The 4th Quarter is Seasonally the Best Time to be a Buyer
Seasonally the 4th Quarter is the best time to be a buyer and this year is no exception. Typically buyer contract activity is at its strongest from March through May and weakest between November and January. Buyers who were out-bid by competing offers last Spring will have a different experience now. October saw 18% more new listings hit the market between $250K-$400K compared to last October while buyer contracts are about the same within the same price range. There was only a 1% increase in new listings in the lower price range between $200K-$250K but a 12% drop in buyer contracts which caused overall supply to rise another 11%. The market is still a seller’s market, but more seller competition for fewer buyers translates into more price reductions and seller concessions until the Spring “Buyer Season” is upon us once again.
The market may be softening between $200K-$400K (which accounts for over 56% of MLS sales), but that doesn’t mean sellers are getting a raw deal. Monthly average sale prices per square foot in this price range have appreciated 5% since October last year and nearly 19% in last 5 years. Under $200K, the appreciation rate is 9.5% in the past year and 44% in 5 years. $400K-$800K has appreciated 6% in the last year and 14% in 5 years and the annual average sale price per square foot* over $800K has appreciated 3% in the last year and 10.5% in 5 years. What’s happening underneath that contract price, however, is an increased cost to sell at “top dollar”. That cost can take the shape of longer days on market with multiple price reductions, repairs, needed upgrades to the home prior to list and closing cost assistance.
*Annual averages are used in the higher price ranges to mitigate the sharp price fluctuations that affect this market.
Commentary written by Tina Tamboer, Senior Housing Analyst with The Cromford Report
©2018 Cromford Associates LLC and Tamboer Consulting LLC
For some reason, it is becoming increasingly common for sellers to expressly state in Section 8a of the Residential Resale Real Estate Purchase Contract (Residential Purchase Contract) that the Premises will be conveyed in “as-is” condition.
In February 2017, the Residential Purchase Contract revised Section 5a to express that the Premises are being sold in its “present physical condition as of the date of contract acceptance.” In other words, what you see is what you get. This change eliminated the need for the Arizona REALTORS® As-Is Addendum as well as the need for parties to specify in Section 8a that the Premises will be conveyed “as-is.”
While parties may include additional terms in Section 8a, writing in that the Premises will be sold “as-is” accomplishes nothing.
It should also be remembered that regardless of whether Section 8a of the Residential Purchase Contract specifies that the Premises will be sold in “as-is” condition, buyers may still request repairs. As stated in Section 5a, buyers and sellers “may, but are not obligated to, engage in negotiations for repairs/improvements to the Premises.” The Arizona REALTORS® Buyer’s Inspection Notice and Seller’s Response form remains available for this purpose.
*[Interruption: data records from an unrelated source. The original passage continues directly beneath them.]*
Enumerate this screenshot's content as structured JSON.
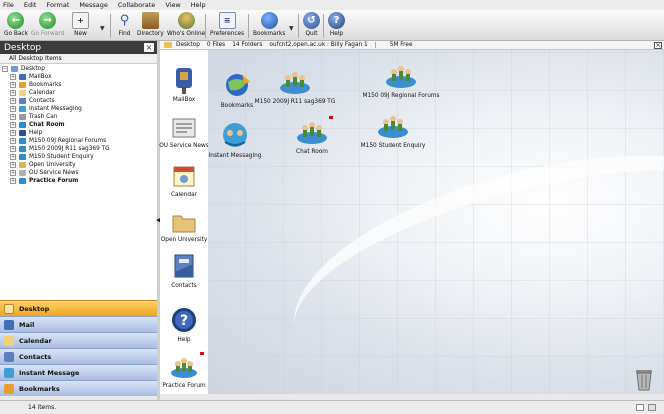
{
  "menu": [
    "File",
    "Edit",
    "Format",
    "Message",
    "Collaborate",
    "View",
    "Help"
  ],
  "toolbar": {
    "go_back": "Go Back",
    "go_forward": "Go Forward",
    "new": "New",
    "find": "Find",
    "directory": "Directory",
    "whos_online": "Who's Online",
    "preferences": "Preferences",
    "bookmarks": "Bookmarks",
    "quit": "Quit",
    "help": "Help"
  },
  "left_pane": {
    "title": "Desktop",
    "all_items": "All Desktop Items",
    "tree": [
      {
        "label": "Desktop",
        "bold": false
      },
      {
        "label": "MailBox",
        "bold": false
      },
      {
        "label": "Bookmarks",
        "bold": false
      },
      {
        "label": "Calendar",
        "bold": false
      },
      {
        "label": "Contacts",
        "bold": false
      },
      {
        "label": "Instant Messaging",
        "bold": false
      },
      {
        "label": "Trash Can",
        "bold": false
      },
      {
        "label": "Chat Room",
        "bold": true
      },
      {
        "label": "Help",
        "bold": false
      },
      {
        "label": "M150 09J Regional Forums",
        "bold": false
      },
      {
        "label": "M150 2009J R11 sag369 TG",
        "bold": false
      },
      {
        "label": "M150 Student Enquiry",
        "bold": false
      },
      {
        "label": "Open University",
        "bold": false
      },
      {
        "label": "OU Service News",
        "bold": false
      },
      {
        "label": "Practice Forum",
        "bold": true
      }
    ]
  },
  "nav": [
    "Desktop",
    "Mail",
    "Calendar",
    "Contacts",
    "Instant Message",
    "Bookmarks"
  ],
  "pathbar": {
    "location": "Desktop",
    "files": "0 Files",
    "folders": "14 Folders",
    "server": "oufcnt2.open.ac.uk : Billy Fagan 1",
    "free": "5M Free"
  },
  "desktop_icons": {
    "mailbox": "MailBox",
    "ou_news": "OU Service News",
    "calendar": "Calendar",
    "open_university": "Open University",
    "contacts": "Contacts",
    "help": "Help",
    "practice_forum": "Practice Forum",
    "bookmarks": "Bookmarks",
    "instant_messaging": "Instant Messaging",
    "m150_tg": "M150 2009J R11 sag369 TG",
    "chat_room": "Chat Room",
    "regional_forums": "M150 09J Regional Forums",
    "student_enquiry": "M150 Student Enquiry"
  },
  "status": "14 items."
}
Additionally, “as-is” in no way excuses a seller’s disclosure obligations. Even in an “as-is” transaction, sellers must still disclose known facts materially affecting the value of the property that are not readily observable and are not known to the buyer. Hill v. Jones, 151 Ariz. 81, 725 P.2d 1115 (App. 1986).
While drafting contracts, it is best to avoid redundant and thus superfluous terms. When parties attempt to restate the same proposition in a number of different ways, it becomes increasingly likely that the provisions will actually contradict one another. For this reason, the best course of action when conveying a property “as-is,” is to leave the Residential Purchase Contract “as-is.”
– Scott Drucker, Esq.
Scott M. Drucker, Esq., a licensed Arizona attorney, is General Counsel for the Arizona REALTORS® serving as the primary legal advisor to the association. This article is of a general nature and reflects only the opinion of the author at the time it was drafted. It is not intended as definitive legal advice, and you should not act upon it without seeking independent legal counsel.
Cited From: https://www.aaronline.com/2018/10/01/for-as-is-transactions-leave-the-purchase-contract-as-is/